Animal wrangler, armourer and sound recordist
Part Five: Film crew
The Oral History program provides personal recollections of careers in film, TV, radio or recorded sound. This week we’re featuring recent Oral History interviews with actors, musicians, journalists and directors. Today we’re looking at various members of the film crew.
Read an outline of the interviews below, and listen to excerpts or the full interviews embedded from SoundCloud.
John Bowring has worked as a film armourer for more than 35 years.
He explains how he sources weapons internationally, what happens to them after filming, and how he must work within the law, even though the laws are different in each Australian state. He talks about advising governments on policies for film firearms. John also explains how he makes foam replicas and blanks and the use of holster butts.

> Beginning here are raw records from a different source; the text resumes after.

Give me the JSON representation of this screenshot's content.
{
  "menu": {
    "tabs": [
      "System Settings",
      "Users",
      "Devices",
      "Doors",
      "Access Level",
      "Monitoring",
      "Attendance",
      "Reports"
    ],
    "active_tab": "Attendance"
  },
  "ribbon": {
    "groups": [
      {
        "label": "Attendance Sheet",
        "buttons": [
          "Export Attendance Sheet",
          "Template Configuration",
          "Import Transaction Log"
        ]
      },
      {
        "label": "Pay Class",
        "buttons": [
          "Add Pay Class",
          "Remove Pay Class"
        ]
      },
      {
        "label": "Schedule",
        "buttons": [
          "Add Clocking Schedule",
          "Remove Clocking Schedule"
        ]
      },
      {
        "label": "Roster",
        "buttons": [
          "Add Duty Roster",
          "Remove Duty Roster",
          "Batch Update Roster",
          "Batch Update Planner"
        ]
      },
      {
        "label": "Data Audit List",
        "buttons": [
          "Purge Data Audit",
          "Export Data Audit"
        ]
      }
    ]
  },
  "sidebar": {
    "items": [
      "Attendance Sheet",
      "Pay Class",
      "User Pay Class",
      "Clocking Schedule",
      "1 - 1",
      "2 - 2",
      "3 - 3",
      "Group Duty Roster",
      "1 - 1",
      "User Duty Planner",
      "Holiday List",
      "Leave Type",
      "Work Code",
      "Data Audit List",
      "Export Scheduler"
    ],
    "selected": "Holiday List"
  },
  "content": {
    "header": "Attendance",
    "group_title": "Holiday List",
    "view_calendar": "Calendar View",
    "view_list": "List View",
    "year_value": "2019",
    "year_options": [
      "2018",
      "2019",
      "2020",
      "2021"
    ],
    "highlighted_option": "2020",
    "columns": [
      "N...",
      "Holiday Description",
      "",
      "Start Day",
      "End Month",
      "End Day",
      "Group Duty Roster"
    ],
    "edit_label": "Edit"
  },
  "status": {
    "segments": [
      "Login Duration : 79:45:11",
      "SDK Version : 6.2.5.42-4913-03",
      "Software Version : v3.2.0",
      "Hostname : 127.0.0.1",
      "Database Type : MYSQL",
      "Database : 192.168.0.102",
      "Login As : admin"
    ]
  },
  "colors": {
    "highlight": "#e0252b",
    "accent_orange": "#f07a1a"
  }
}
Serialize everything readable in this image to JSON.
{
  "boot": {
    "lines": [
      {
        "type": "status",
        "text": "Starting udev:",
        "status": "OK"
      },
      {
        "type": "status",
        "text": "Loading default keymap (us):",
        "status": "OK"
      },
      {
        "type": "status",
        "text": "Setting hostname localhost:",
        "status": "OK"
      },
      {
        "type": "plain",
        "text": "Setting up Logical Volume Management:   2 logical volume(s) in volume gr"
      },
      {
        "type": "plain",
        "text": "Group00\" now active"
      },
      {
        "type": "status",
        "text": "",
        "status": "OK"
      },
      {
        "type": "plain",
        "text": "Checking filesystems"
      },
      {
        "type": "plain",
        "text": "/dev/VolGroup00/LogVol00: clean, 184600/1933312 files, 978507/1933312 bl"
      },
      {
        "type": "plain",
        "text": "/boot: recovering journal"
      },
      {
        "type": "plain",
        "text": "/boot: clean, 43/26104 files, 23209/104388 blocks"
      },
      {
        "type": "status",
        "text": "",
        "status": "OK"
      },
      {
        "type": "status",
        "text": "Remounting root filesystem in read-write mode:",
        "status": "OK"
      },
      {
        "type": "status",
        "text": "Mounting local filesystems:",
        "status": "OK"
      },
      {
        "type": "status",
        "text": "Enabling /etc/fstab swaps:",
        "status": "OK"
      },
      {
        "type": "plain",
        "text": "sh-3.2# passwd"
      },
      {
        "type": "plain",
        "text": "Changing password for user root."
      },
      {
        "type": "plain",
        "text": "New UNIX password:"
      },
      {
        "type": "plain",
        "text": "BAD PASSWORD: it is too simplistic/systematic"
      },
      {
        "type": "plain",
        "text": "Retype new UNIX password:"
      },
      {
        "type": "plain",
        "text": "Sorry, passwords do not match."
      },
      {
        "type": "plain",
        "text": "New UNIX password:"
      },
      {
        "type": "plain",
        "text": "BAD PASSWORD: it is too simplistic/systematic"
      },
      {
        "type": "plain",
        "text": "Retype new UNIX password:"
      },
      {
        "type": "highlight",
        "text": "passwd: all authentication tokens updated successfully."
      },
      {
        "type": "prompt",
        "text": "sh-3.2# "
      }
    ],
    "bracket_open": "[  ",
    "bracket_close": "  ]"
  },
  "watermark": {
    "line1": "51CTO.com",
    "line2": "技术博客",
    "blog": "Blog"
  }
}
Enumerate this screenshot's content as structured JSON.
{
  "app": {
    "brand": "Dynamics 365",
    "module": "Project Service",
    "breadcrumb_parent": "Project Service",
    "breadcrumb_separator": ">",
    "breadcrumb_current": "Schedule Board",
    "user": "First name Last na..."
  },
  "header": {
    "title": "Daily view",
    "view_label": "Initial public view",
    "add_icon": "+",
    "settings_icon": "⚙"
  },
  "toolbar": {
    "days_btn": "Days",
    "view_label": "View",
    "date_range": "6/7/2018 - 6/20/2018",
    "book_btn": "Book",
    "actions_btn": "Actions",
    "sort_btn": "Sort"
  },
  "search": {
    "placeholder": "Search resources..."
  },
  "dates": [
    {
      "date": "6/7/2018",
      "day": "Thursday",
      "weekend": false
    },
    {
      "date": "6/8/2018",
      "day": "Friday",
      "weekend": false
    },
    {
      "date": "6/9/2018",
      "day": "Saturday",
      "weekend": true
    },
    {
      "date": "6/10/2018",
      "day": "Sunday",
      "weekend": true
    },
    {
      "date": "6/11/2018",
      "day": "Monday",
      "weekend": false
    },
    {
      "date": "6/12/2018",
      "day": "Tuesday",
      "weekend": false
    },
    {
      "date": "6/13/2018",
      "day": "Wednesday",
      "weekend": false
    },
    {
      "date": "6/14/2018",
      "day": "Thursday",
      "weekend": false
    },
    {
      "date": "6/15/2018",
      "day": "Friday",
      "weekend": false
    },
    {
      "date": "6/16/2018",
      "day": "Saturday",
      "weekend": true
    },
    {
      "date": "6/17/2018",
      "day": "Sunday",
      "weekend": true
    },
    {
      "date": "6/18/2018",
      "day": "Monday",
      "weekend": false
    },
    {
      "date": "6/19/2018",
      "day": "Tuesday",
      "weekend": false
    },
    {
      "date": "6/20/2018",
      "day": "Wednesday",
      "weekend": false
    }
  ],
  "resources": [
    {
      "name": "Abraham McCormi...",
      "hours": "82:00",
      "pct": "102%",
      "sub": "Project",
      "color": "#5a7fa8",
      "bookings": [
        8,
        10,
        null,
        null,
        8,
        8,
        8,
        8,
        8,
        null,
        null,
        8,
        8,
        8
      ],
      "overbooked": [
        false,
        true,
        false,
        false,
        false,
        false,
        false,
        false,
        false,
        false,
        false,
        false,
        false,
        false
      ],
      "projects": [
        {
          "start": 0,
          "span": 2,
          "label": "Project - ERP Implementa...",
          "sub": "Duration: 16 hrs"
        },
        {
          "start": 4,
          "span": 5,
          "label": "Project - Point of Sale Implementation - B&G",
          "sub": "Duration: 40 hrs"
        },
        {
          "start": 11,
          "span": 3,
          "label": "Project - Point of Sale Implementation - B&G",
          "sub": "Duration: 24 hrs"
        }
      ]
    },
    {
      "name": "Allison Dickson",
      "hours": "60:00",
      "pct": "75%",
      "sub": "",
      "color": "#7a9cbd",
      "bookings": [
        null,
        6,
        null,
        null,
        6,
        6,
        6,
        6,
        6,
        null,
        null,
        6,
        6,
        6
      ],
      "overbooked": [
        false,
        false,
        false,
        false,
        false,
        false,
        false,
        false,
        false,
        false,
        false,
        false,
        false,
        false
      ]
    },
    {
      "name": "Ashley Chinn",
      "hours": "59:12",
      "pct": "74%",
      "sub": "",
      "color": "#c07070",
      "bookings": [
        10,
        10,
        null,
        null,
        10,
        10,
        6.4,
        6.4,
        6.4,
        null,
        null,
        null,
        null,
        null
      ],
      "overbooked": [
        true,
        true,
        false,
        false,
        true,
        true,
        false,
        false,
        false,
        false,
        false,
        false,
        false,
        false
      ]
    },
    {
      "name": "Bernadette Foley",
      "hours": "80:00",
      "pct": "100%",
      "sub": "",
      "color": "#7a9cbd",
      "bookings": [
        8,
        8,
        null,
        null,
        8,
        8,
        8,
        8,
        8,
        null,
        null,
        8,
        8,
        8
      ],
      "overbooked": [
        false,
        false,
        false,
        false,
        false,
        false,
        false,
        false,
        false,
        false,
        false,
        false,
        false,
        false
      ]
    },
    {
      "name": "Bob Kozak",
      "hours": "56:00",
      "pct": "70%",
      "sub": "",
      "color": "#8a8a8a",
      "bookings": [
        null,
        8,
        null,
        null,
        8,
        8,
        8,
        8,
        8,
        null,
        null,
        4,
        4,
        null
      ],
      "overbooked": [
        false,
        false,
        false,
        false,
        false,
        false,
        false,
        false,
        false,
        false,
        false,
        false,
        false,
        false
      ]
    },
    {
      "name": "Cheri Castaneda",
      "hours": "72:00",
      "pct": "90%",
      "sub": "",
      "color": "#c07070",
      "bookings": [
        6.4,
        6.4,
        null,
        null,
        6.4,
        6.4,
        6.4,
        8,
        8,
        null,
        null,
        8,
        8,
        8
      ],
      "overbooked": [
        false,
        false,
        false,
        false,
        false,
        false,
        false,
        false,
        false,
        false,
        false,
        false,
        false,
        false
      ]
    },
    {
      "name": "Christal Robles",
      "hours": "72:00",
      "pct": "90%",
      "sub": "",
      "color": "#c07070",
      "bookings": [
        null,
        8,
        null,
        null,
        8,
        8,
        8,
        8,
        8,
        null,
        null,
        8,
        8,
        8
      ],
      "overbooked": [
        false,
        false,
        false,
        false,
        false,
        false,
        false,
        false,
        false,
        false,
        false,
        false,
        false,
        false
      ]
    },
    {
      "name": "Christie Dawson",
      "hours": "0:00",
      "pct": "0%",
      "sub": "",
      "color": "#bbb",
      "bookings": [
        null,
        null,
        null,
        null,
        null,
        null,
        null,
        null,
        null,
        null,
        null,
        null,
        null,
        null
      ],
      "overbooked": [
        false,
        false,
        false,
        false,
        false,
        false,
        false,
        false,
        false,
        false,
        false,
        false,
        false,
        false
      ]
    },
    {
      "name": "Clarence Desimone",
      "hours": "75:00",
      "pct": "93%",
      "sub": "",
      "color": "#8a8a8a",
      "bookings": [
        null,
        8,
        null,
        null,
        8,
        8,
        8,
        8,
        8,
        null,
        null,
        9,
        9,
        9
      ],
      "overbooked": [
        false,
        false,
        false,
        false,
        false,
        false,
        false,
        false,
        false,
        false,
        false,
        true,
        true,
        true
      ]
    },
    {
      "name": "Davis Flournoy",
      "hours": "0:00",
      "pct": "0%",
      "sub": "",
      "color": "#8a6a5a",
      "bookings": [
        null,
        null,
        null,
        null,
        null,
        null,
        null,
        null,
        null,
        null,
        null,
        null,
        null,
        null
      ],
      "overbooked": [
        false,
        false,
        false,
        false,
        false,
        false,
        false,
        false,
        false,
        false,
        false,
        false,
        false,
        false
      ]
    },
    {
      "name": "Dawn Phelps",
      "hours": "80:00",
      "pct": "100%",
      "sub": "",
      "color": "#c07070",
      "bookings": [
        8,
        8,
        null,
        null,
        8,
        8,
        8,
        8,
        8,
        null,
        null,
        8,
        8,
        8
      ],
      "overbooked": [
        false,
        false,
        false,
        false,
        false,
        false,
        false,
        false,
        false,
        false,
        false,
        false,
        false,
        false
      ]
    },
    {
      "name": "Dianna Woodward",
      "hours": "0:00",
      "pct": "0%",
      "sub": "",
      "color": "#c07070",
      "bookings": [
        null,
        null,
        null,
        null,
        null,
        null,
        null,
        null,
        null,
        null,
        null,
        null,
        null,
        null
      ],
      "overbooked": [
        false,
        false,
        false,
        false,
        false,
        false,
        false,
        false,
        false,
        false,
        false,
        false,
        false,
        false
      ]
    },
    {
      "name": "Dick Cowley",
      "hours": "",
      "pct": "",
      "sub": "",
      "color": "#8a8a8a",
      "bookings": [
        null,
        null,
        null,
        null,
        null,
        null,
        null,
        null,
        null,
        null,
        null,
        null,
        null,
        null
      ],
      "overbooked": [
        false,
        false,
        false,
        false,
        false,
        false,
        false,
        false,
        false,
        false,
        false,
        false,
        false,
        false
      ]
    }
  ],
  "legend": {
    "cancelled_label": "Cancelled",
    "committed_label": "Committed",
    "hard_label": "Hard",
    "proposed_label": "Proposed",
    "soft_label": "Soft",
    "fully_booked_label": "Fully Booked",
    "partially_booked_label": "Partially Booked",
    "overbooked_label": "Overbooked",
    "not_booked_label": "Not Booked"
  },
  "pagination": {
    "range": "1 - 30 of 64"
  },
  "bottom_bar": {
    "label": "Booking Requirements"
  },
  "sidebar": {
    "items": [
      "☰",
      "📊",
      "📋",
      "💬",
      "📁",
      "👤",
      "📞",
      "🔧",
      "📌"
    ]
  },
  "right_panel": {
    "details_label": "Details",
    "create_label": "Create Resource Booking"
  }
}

He began as a gunsmith and rented weapons to films, and was then employed on Mad Max Beyond Thunderdome (1985) as a special effects weapons maker. Later he was the Key Armourer on the biggest firearms film made in Australia, The Thin Red Line (1998), and he describes his safety procedures when working with actors and hundreds of extras. His job requires an understanding of digital effects for muzzle flashes and knowledge of historical weapons and procedures. He works with the Australian Army History Unit and military advisors during filming. On The Great Raid (2005) he worked with the Director of Photography to light a scene by gunfire.
He is also responsible for other weaponry such as crossbows and swords. In this excerpt, John tells how he made the knife for ‘Crocodile’ Dundee (1985):
John Bowring interviewed by Pam Willis Burden (2011), Oral History.NFSA title: 1053192
John sourced the appropriate rifle for Hugh Jackman on Australia (2008), brought in a mini-gun for The Matrix (1999) and X-Men Origins: Wolverine (2009), and discusses the need to work closely with Customs and government departments to import and export weapons for films.
Pam Willis Burden interviewed John Bowring in March 2011 and you can listen to the full interview on SoundCloud:
Evanne Chesson is an animal wrangler. She won the 1993 Byron Kennedy Award at the AFI (now AACTA) Awards.
She began by supplying horses for Marlboro cigarette commercials and the ABC TV series Ben Hall (1975). In her interview, she explains how she trains her animals to perform before the cameras – not only dogs and horses but camels, kangaroos, emus, crows, rats – and the echidna used in the ‘Sic ‘em Rex’ series of AntzPantz commercials (1996). She describes the logistics of her work – for the filming of Phar Lap (1983), for example, 13 different horses were required to manage the workload of the eponymous equine hero.
In this excerpt, Evanne talks about dogs doubling for dingos and working on Evil Angels (1988):
Evanne Chesson interviewed by Pam Willis Burden (2013), Oral History.NFSA title: 1176533
Many of the animal stars she has trained – such as Russell Crowe’s horse in The Silver Brumby (1993) – end up living on Evanne’s property near Kyneton in Victoria.
Pamela Willis Burden interviewed Evanne Chesson in Victoria in December 2013 and you can listen to the full interview on SoundCloud:
Leo Sullivan has more than 30 years’ experience in the film and television industries. Principally known for his expertise as a location sound recordist, he has also worked as an editor, director, producer, sound mixer and camera operator.
He started in the Sound departments of Eric Porter Studios and Supreme Studios. He discusses his early work as a location recordist on Journey Among Women (1977), his working relationships with directors Curtis Levy, Bill Bennett, Jane Campion and Aviva Zeigler in the 1980s, and his role on Film Australia’s Real Life series (1987).
In this excerpt, Leo talks about the memorable moments that stand out in some of the documentaries he’s worked on:
Leo Sullivan interviewed by Alec Morgan (2013), Oral History. NFSA title: 1149966
Leo describes some of the difficulties of recording sound on observational documentary and his approach to studio recording on sets.
Alec Morgan interviewed Leo Sullivan in September 2013 and you can listen to the full interview on SoundCloud: